SAMBURU, December 1, 2014 - For generations, the pastorialists of Samburu, a nomadic county 400 kilometers north of Nairobi, have roamed from place to place in search of water and pasture for their animals.
“In such nomadic communities, it is sometimes common for children born with disabilities and HIV/AIDS to be abandoned by their families because they cannot help them herd animals in distant fields,” says Grace Seneiya, who opened a school for disabled children living with HIV/AIDS in Samburu. "I met a blind boy who had been abandoned by his parents when I was teaching at a small school in Barangui. I had to take him in."
The Samburu Handicapped Education and Rehabilitation Program (SHERP) received a $4000 grant to train health workers to ensure that the 150 disabled children living with HIV/AIDS at SHERP had access to nutrition, medicine, and home care that they required.
"One of the causes of disability is that many women here do not go to hospitals to deliver babies with the help of a skilled health professional," says Grace. Maternal mortality in Kenya is among Africa's highest at 488 deaths per 100,000 live births. The proportion of women who deliver with skilled attendance is only 44 percent and has remained largely unchanged since 1993.
SHERP is one of the more than 10,000 community-based organizations in Kenya who received a grant to help respond to the HIV/AIDS epidemic nationwide.

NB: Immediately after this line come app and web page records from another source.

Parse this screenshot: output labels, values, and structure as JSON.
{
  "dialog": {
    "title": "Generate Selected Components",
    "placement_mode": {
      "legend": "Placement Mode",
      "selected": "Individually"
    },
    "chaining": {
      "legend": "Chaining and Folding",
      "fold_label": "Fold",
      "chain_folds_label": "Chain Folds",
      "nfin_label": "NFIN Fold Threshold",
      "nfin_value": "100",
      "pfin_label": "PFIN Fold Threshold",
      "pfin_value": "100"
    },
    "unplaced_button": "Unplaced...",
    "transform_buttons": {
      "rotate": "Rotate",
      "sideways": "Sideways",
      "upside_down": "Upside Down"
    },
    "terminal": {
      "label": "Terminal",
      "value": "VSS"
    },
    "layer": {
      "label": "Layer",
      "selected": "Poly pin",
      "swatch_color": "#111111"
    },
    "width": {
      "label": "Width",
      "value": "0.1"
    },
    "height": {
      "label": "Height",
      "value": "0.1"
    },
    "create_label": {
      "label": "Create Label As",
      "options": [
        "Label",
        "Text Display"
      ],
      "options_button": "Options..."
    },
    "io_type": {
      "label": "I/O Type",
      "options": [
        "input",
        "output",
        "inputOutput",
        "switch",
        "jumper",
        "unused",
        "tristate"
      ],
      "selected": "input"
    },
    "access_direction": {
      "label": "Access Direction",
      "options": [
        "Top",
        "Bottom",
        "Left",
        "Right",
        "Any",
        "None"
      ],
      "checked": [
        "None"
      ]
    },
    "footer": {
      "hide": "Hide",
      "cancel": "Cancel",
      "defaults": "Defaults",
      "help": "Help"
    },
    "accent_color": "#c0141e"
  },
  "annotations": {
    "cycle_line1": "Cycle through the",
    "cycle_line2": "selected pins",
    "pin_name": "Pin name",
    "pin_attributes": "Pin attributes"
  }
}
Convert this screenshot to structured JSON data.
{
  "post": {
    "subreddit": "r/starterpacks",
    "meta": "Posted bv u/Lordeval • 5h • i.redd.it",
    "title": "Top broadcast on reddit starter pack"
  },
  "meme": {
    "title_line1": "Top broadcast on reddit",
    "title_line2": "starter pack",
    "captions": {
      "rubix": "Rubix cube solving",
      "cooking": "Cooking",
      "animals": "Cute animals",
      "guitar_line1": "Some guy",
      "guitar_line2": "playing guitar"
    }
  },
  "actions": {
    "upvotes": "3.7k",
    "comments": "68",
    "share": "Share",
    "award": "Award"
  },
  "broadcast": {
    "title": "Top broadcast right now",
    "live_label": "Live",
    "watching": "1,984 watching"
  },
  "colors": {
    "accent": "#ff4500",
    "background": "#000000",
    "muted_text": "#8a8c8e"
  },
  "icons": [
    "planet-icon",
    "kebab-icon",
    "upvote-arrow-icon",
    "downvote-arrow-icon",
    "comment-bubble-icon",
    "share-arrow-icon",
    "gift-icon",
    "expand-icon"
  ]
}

Supported by $135 million dollars in funding from the World Bank, this component of the Total War Against HIV and AIDS (TOWA) Project empowers community-based organizations such as SHERP to expand the coverage of HIV/AIDS prevention and mitigation activities in their local communities. Through this project, communities are empowered to create, implement, and manage smaller projects that contribute to the national response to HIV/AIDS.
Kenya has the fourth largest HIV epidemic in the world. In 2012, an estimated 1.6 million people were living with HIV and roughly 57,000 people died from AIDS-related illnesses. There are now 1.1 million orphans to the epidemic. The epidemic varies in different parts of the country with the Nyanza province with the highest overall prevalence of 15 percent, followed by Nairobi with 10 percent.
Through TOWA, Kenya’s Ministry of Health and the National AIDS Control Counsel, distributed over 3 million insecticide treated bed nets and 300 million condoms nationwide. It also funded grants to more than 10,000 community based organizations to raise awareness of HIV/AIDS. As a result, between 2007 and 2012, HIV prevalence was reduced from 7.2% to 5.6% and new infections declined by 40%.
Community-based organizations have helped contribute to the national response to HIV/AIDS, by empowering communities to respond to local changes.